If a student with no prior academic integrity violation accepts responsibility for an action which violates the Academic Integrity Policy but is not related to a particular class, the joint resolution may be completed with the director of academic integrity. An example of this would be giving a fellow student a paper from a class taken in a previous semester. Joint resolutions completed with the director of academic integrity will be approved by the Academic Integrity Board.
E. Student Procedural Rights
A student who has been charged with a violation of the Academic Integrity Policy shall be granted the following procedural rights:
- Confidentiality: In accordance with FERPA and the Student Records Policy, the right to have all records, files and proceedings kept confidential and shared with a Quinnipiac University official only when the official has a legitimate need to know.
- Notice: The right to be informed in writing of the specific violation(s) and inappropriate behavior in which the student is suspected of being involved.
- Procedures: The right to be informed orally and/or in writing of the academic integrity procedures.
- Hearing: The right to be notified in writing of the date, time and place of their hearing.
- Evidence and Witnesses: The right to know the nature of the evidence against them and the opportunity to present relevant evidence and witnesses on their behalf.
- Adviser: The right to have a member of the university community, other than a Quinnipiac University School of Law student or faculty member, act as an adviser and attend the case review interview and/or hearing. If the student so requests, the Office of Academic Integrity will appoint an adviser for the student. The adviser may attend the case review interview and the AI hearing, but may not attend the joint resolution discussion.
- Written Decision: The right to have written notice of the results of any case review or hearing.
- Appeal: The right to appeal a decision of a case review team or hearing board within 48 hours/two business days of receiving written notification of the final decision.
- Defense: The right to present a case against all alleged violation(s) and inappropriate behavior. This right maintains the option of remaining silent at any point without that silence being used against the student.

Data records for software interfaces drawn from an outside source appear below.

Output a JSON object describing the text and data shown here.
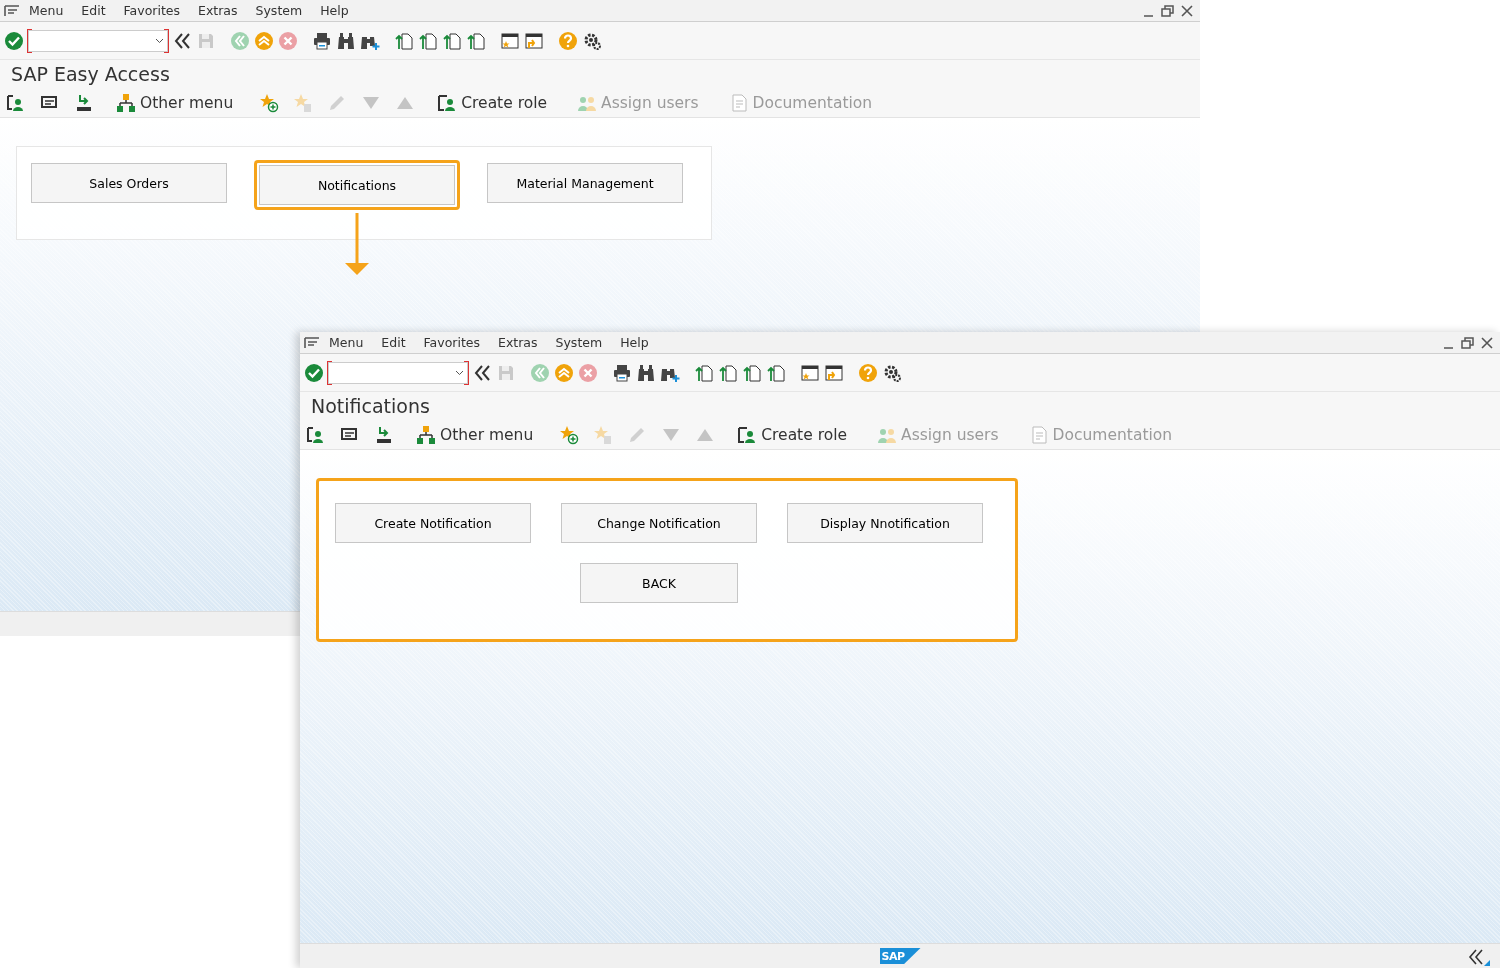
{
  "windows": [
    {
      "menu": [
        "Menu",
        "Edit",
        "Favorites",
        "Extras",
        "System",
        "Help"
      ],
      "title": "SAP Easy Access",
      "app_toolbar": [
        {
          "label": "Other menu",
          "disabled": false
        },
        {
          "label": "Create role",
          "disabled": false
        },
        {
          "label": "Assign users",
          "disabled": true
        },
        {
          "label": "Documentation",
          "disabled": true
        }
      ],
      "content": {
        "highlighted": false,
        "arrow": true,
        "button_rows": [
          [
            {
              "label": "Sales Orders",
              "highlighted": false
            },
            {
              "label": "Notifications",
              "highlighted": true
            },
            {
              "label": "Material Management",
              "highlighted": false
            }
          ]
        ]
      }
    },
    {
      "menu": [
        "Menu",
        "Edit",
        "Favorites",
        "Extras",
        "System",
        "Help"
      ],
      "title": "Notifications",
      "app_toolbar": [
        {
          "label": "Other menu",
          "disabled": false
        },
        {
          "label": "Create role",
          "disabled": false
        },
        {
          "label": "Assign users",
          "disabled": true
        },
        {
          "label": "Documentation",
          "disabled": true
        }
      ],
      "content": {
        "highlighted": true,
        "button_rows": [
          [
            {
              "label": "Create Notification",
              "highlighted": false
            },
            {
              "label": "Change Notification",
              "highlighted": false
            },
            {
              "label": "Display Nnotification",
              "highlighted": false
            }
          ],
          [
            {
              "label": "BACK",
              "highlighted": false
            }
          ]
        ]
      },
      "status_bar": {
        "logo": "SAP"
      }
    }
  ]
}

This policy, and its emphasis on six principles of integrity, relies heavily upon the “The Fundamental Values of Academic Integrity,” Third Edition, published by the International Center for Academic Integrity in 2021.